Avocados are actually fruit that are high in potassium, fiber, and healthy monounsaturated fat, which is good for hearts of all ages. Don’t be discouraged if your infant doesn’t immediately take to mashed avocado. Some foods must be introduced a dozen times before a child will like them. Take photos of that funny face as your infant spits the avocado out—and then keep trying. Most infants and kids will eventually enjoy avocados. Many health-conscious moms offer avocado as their baby’s first food. Whether you introduce it first or farther down the line, puree or fork-mash it for lumpier texture. As your infant grows, she will find small pieces of avocado fun to pick up and smash, and preschoolers can join their parents in enjoying guacamole.

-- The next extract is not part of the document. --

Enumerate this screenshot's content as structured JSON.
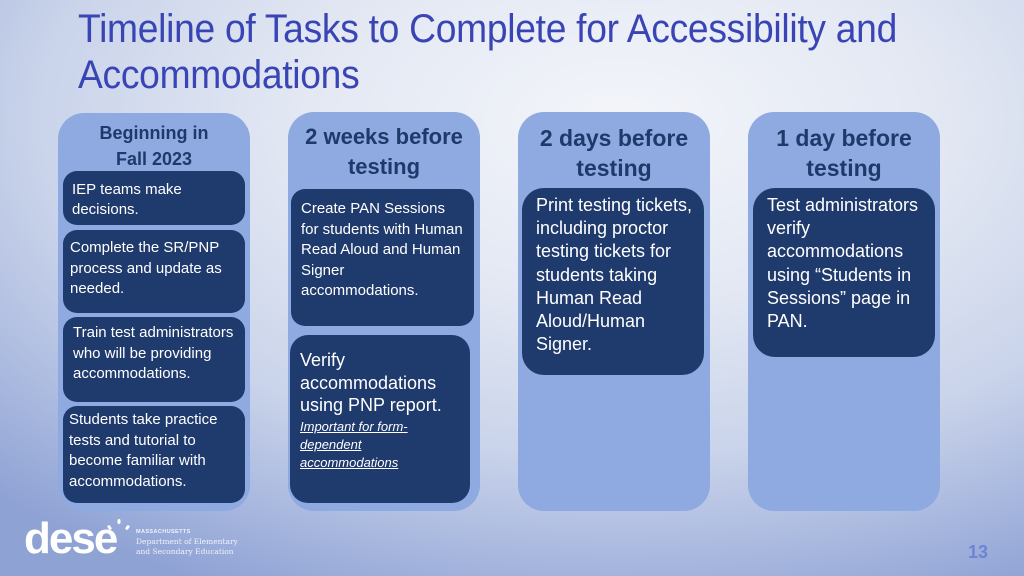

Fish is a great natural source of protein. It also contains vitamin D—a vitamin that most kids (and adults too!) need more of. Vitamin D is important for building bones, preventing illness, and lowering the risk of certain diseases, including cancer. The oils in fatty fish such as salmon are high in omega-3 fatty acids, especially EPA and DHA, which are great for brain and eye development and thus are especially important for pregnant women, infants, and young children. Some adults dislike fish because, having never had it when they were little, they are unfamiliar with its taste and smell. Being introduced to fish early (any time after six months of age, and remembering to check that there are no bones), your children will grow to enjoy fish and the important nutrition it provides throughout their life.